Fortunately we were not far wrong and we turned back and headed along the correct track, a yellow arrow appearing by a cottage on our left, low down on some rocks along the track next to the cottage, but not visible from the turning where we should have gone earlier. Only once you are heading into the industrial estate to the arrows appear again on the walls of the buildings heading into the outskirts of the town. The guidebook says to take the track "100m" from the main road, but it is far more than a 100m! Hence how we walked past it, not quite believing that we were on the right route. So far, the guide has often been correct and the maps slightly out of date, so it's not always easy to trust the map 100%, again, why earlier in the day we had also followed the arrows with confidence - when in fact they should have been removed and the new route marked.
|The street just after the industrial estate, just before the|
area got a bit more "suspect" again!
|One of the few nice buildings|
in Las Pedroñeras - on the square
It's sad really as it has maybe just been hit harder than some other areas with the current economic crisis, but it does look like a town that has been on the slide for some time. The guidebook tells us that it is one of the most important centres for the cultivation of purple garlic but it was not obvious from to the newly arrived tourist! Many towns promote what they are famous for or have signs declaring it, but not here. The streets are also strange in that they still retain the narrow Medieval roads, but all the buildings are modern and ugly! When they knocked down the old buildings they must have done nothing to widen the streets - but simply build where the old buildings had previously stood.

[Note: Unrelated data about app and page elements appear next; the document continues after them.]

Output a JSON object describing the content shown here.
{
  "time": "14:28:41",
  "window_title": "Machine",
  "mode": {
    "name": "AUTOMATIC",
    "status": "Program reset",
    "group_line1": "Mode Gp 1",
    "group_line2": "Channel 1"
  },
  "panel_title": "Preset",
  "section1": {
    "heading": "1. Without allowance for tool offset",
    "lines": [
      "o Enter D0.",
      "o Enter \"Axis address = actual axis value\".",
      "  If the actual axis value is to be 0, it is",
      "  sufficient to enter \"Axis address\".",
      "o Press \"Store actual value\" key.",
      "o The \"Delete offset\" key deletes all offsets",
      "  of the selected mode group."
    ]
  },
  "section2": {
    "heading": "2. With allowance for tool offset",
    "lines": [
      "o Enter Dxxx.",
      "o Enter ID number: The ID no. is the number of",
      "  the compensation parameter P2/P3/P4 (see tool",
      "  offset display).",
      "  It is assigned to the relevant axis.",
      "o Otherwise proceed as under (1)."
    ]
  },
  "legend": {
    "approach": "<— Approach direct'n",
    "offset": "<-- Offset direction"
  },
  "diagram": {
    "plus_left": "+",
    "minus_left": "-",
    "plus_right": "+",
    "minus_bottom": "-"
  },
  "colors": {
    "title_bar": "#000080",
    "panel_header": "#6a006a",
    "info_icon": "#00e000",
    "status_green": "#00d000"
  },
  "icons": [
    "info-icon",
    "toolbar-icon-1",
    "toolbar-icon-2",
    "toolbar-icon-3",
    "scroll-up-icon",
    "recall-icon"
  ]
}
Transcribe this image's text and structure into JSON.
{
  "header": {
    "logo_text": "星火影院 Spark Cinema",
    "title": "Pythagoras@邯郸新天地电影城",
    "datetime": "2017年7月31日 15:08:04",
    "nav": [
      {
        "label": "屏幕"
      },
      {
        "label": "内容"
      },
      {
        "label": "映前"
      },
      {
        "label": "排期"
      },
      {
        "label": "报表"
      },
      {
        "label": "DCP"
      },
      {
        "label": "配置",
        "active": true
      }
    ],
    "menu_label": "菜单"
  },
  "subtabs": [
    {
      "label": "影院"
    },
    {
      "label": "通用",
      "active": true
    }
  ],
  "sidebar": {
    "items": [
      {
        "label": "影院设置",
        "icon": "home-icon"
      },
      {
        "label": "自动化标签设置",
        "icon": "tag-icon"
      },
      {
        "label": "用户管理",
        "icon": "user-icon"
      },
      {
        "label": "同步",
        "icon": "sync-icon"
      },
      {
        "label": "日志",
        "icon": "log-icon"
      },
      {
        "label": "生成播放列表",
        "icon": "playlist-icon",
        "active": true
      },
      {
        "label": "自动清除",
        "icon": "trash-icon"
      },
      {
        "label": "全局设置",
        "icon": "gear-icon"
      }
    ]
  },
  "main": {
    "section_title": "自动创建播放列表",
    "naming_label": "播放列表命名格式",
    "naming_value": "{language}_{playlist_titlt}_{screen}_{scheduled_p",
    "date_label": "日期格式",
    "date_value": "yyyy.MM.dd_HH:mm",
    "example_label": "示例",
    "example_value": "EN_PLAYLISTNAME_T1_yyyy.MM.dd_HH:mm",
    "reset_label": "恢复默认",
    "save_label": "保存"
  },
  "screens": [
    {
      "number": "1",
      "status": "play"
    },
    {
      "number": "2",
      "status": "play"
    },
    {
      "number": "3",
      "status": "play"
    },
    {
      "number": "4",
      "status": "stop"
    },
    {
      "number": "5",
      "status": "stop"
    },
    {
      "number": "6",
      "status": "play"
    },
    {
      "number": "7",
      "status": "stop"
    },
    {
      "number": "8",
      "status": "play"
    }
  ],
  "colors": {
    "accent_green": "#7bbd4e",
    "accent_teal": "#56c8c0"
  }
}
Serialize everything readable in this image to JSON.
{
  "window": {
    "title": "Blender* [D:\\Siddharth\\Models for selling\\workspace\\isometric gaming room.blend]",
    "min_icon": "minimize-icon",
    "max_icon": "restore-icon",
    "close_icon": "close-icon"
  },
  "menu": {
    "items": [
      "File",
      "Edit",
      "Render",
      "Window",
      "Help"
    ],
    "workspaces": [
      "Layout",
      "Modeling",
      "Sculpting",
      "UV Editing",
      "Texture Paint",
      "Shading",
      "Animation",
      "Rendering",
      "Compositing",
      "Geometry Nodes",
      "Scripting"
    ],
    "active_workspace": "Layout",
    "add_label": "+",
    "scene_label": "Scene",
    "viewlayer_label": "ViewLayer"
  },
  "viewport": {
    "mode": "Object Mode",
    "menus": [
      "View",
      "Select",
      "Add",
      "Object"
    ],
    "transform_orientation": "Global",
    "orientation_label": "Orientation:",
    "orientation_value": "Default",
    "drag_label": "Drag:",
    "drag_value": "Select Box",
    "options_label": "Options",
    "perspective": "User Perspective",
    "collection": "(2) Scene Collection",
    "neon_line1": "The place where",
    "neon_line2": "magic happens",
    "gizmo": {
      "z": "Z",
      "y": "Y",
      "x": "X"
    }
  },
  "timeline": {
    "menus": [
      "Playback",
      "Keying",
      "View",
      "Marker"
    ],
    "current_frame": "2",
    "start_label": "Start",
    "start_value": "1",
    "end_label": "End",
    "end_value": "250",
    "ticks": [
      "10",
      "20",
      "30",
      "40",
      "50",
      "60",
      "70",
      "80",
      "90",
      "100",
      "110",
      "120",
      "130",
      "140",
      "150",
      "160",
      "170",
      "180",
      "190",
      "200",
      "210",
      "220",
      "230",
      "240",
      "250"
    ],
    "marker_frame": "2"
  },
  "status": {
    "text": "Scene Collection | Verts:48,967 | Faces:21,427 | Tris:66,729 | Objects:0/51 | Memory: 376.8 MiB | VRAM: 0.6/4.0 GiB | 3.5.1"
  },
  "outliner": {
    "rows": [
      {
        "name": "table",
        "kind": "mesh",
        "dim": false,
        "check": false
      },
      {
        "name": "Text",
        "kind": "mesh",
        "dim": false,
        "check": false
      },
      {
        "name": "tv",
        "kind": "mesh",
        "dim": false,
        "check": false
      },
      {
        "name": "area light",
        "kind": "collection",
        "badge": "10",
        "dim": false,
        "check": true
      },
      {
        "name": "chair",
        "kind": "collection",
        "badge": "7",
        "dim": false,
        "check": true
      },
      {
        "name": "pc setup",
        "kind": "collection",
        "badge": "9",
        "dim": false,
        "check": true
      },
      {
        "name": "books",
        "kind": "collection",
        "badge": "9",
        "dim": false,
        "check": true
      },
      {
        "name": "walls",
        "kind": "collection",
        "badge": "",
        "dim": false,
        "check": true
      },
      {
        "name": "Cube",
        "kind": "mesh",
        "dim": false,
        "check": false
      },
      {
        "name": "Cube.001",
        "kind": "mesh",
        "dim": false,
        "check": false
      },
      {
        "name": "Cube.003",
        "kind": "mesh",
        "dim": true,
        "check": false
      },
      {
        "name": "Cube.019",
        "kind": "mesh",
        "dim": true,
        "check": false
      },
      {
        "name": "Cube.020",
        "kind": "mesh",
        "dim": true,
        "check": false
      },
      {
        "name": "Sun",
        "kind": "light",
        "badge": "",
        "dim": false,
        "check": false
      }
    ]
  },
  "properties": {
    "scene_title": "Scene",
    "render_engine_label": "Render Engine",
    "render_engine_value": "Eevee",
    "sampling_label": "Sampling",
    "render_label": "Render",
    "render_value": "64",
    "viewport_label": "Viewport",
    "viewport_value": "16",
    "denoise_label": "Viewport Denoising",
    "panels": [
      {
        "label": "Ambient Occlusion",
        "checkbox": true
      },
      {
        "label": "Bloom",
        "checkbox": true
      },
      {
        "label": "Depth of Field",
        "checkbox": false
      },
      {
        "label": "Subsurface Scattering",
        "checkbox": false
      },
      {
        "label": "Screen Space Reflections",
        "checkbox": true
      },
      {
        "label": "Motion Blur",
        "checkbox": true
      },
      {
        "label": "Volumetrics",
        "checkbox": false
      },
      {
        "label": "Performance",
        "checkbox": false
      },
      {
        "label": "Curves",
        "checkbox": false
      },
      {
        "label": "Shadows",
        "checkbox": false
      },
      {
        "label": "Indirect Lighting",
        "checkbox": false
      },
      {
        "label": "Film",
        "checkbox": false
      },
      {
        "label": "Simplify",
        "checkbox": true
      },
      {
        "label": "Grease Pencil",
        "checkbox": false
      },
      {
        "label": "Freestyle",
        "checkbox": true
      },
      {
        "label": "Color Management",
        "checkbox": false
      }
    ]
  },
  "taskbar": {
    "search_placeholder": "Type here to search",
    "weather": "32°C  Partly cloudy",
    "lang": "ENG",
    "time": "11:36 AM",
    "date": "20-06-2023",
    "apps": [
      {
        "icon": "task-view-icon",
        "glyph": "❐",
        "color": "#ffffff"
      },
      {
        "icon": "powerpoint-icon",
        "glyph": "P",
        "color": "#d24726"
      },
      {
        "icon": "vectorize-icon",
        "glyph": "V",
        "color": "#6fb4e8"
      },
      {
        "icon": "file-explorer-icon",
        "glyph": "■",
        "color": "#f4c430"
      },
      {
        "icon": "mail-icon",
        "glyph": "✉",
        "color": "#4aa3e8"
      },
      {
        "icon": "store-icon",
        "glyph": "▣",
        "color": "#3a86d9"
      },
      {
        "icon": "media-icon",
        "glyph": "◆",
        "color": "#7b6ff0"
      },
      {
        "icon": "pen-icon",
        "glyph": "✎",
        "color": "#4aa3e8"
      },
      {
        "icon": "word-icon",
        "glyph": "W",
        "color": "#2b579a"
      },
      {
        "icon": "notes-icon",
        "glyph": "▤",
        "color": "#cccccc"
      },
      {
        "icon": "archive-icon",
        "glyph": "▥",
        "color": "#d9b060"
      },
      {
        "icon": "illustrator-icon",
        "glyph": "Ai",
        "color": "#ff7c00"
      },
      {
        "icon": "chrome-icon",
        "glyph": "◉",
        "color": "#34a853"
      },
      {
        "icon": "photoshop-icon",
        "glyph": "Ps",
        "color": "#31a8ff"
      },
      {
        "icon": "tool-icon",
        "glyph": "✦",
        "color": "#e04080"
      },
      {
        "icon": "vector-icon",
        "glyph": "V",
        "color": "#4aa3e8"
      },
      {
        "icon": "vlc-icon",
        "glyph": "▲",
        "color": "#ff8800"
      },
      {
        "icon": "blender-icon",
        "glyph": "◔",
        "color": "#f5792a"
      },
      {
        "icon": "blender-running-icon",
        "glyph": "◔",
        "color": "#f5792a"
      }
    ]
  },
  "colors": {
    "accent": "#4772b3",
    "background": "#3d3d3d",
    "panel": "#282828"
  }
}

Narrow streets and old buildings go together but modern concrete and on the same lay out lends nothing to a town's character!
|The church on the main square - relieved that today's|
walk is over!
|The Passport so far!|